The Ganassi Cadillacs were running third and fourth when Hirakawa spun — eliminating the defending champions' chances at a repeat. But it briefly created an opportunity for one or both Cadillacs to improve their finishing position.
Toyota executed flawlessly on its pit stop and the Cadillacs gained no ground. It was the WEC team of Earl Bamber, Alex Lynn and Richard Westbrook taking the final spot on the podium, with the IMSA team of Sebastien Bourdais, a Le Mans native, Renger van der Zande and Scott Dixon finishing fourth.
Ferrari's second car finished fifth, one spot ahead of the top-finishing Porsche from Team Penske. His other two 963s both had early retirements.
The third Cadillac, fielded by Action Express Racing out of IMSA, crashed on the first lap of the race and was never in contention. That team is supported by IMSA and NASCAR owner Jim France, who successfully brought a stock car to Le Mans to represent the American series in its 75th anniversary season.
NASCAR last had a presence at Le Mans in 1976 and returned this year with a version of its second-year Next Gen car. The "Garage 56" car was fielded by Hendrick Motorsports, Chevrolet and Goodyear, the winningest team, manufacturer and tire supplier in NASCAR's 75 years.
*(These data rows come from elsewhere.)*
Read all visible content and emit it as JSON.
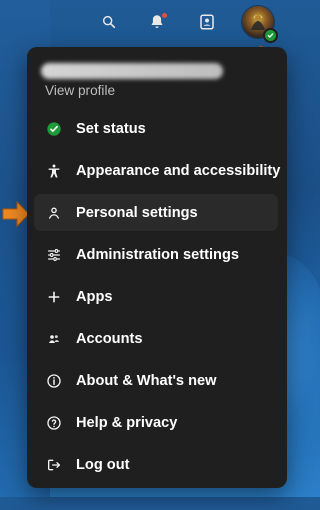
{
  "header": {
    "icons": [
      "search-icon",
      "bell-icon",
      "contact-card-icon"
    ],
    "notification_color": "#e74c3c"
  },
  "profile": {
    "status_color": "#1f9b3a",
    "view_profile_label": "View profile"
  },
  "menu": {
    "items": [
      {
        "label": "Set status",
        "icon": "check-circle-icon"
      },
      {
        "label": "Appearance and accessibility",
        "icon": "accessibility-icon"
      },
      {
        "label": "Personal settings",
        "icon": "person-icon"
      },
      {
        "label": "Administration settings",
        "icon": "sliders-icon"
      },
      {
        "label": "Apps",
        "icon": "plus-icon"
      },
      {
        "label": "Accounts",
        "icon": "people-icon"
      },
      {
        "label": "About & What's new",
        "icon": "info-icon"
      },
      {
        "label": "Help & privacy",
        "icon": "help-icon"
      },
      {
        "label": "Log out",
        "icon": "logout-icon"
      }
    ]
  },
  "colors": {
    "menu_bg": "#1f1f1f",
    "menu_hover_bg": "#2a2a2a",
    "text": "#ffffff",
    "muted_text": "#bdbdbd",
    "annotation_orange": "#f08a24"
  }
}
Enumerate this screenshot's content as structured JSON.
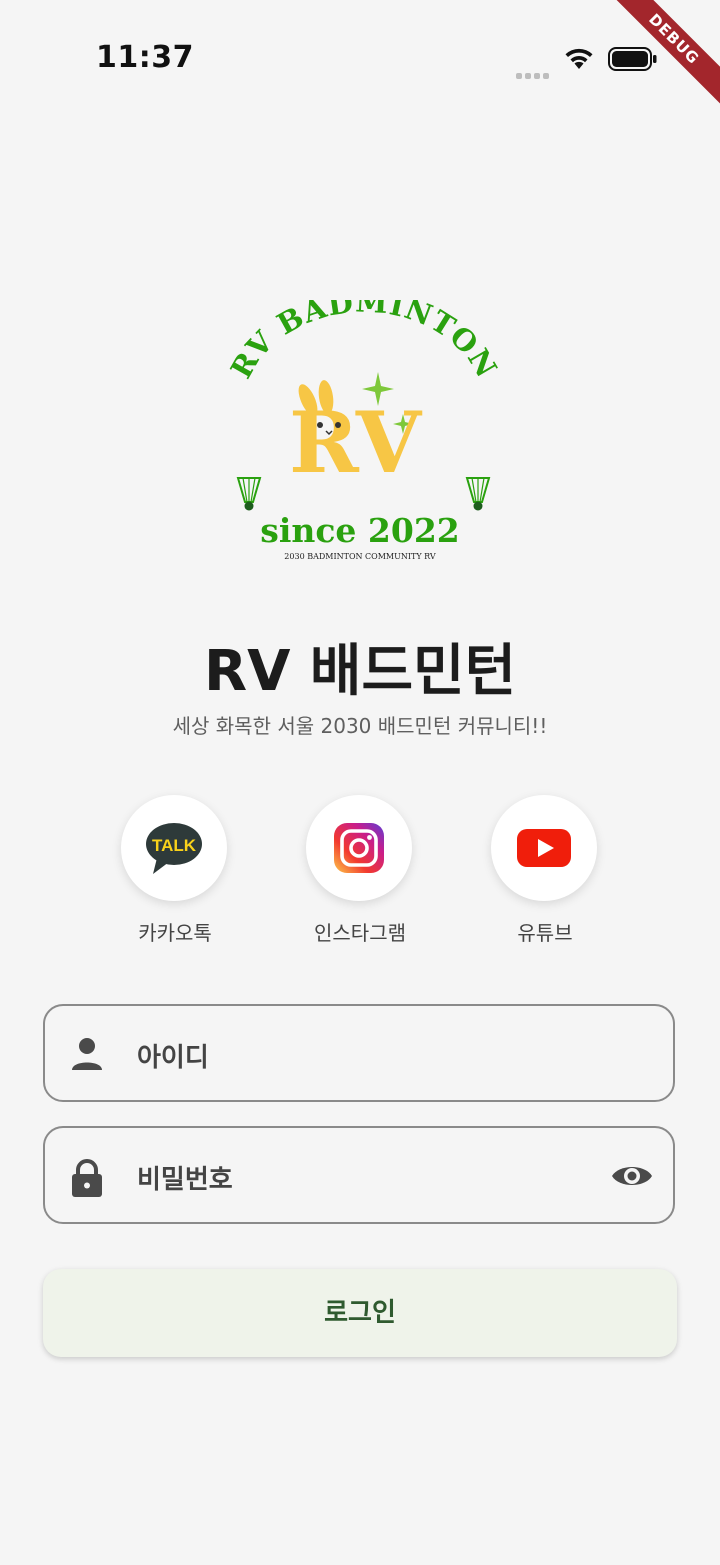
{
  "status_bar": {
    "time": "11:37",
    "debug_label": "DEBUG"
  },
  "logo": {
    "arc_text": "RV BADMINTON",
    "initials": "RV",
    "since_text": "since 2022",
    "community_text": "2030 BADMINTON COMMUNITY RV",
    "brand_green": "#2aa10f",
    "bunny_yellow": "#f7c645"
  },
  "app": {
    "title": "RV 배드민턴",
    "subtitle": "세상 화목한 서울 2030 배드민턴 커뮤니티!!"
  },
  "social": [
    {
      "label": "카카오톡",
      "icon": "kakaotalk-icon",
      "icon_text": "TALK"
    },
    {
      "label": "인스타그램",
      "icon": "instagram-icon"
    },
    {
      "label": "유튜브",
      "icon": "youtube-icon"
    }
  ],
  "form": {
    "id_placeholder": "아이디",
    "password_placeholder": "비밀번호",
    "login_label": "로그인"
  }
}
The No. 24 Camaro was in a class by itself racing against no other cars. The initial goal was simply to finish the race and showcase NASCAR — but the Chad Knaus-led project was so outstanding that until a brake issue with about five hours remaining, it seemed as though the lineup of seven-time NASCAR champion Jimmie Johnson, 2009 Formula One champion Jenson Button and former Le Mans winner Mike Rockenfeller might actually beat the entire 21-car GTE AM field.
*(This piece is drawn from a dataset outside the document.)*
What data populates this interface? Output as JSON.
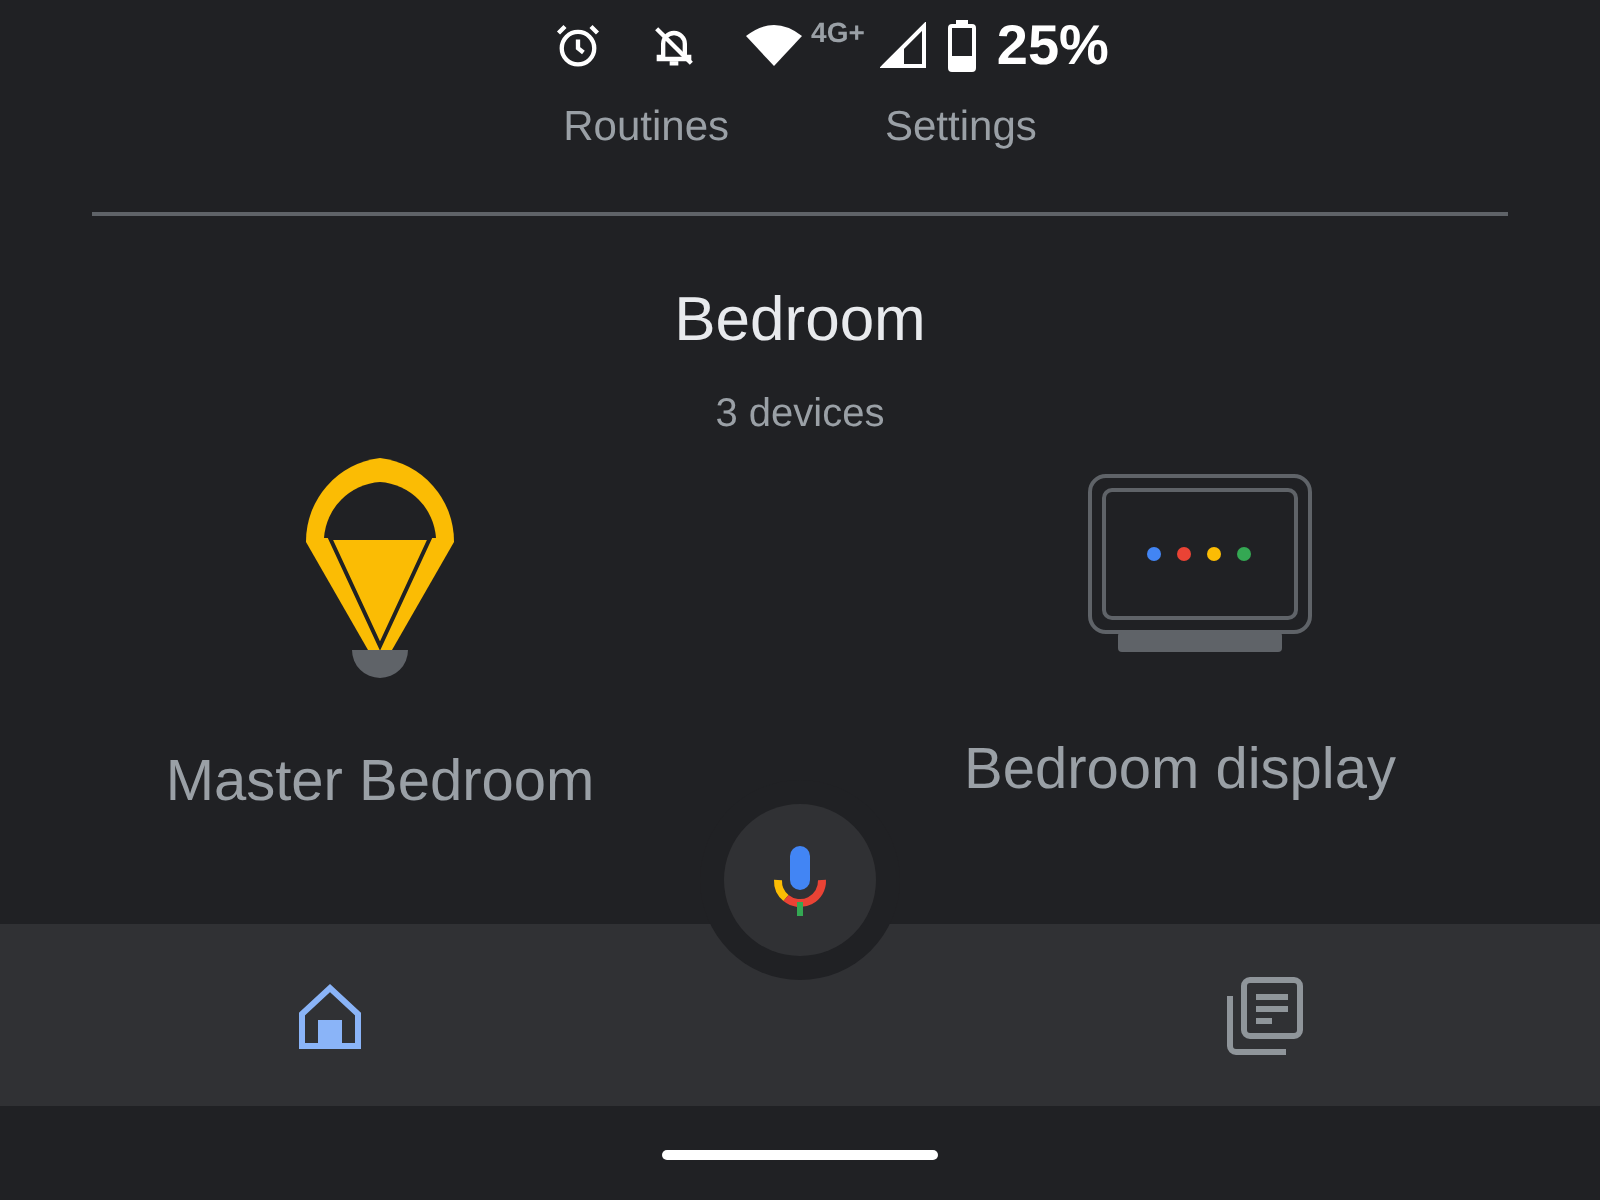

The time to fix the brakes took that off the table, and it felt like a disappointment for all that NASCAR had accomplished. The car had a later issue that required a gear box change, but the engine lasted the distance and the car crossed under the checkered flag for a champagne celebration for the NASCAR effort.
The car finished 39th in the 62 car field — good enough for 10th among the GTE cars. The Camaro was second when it had to stop to change its brakes.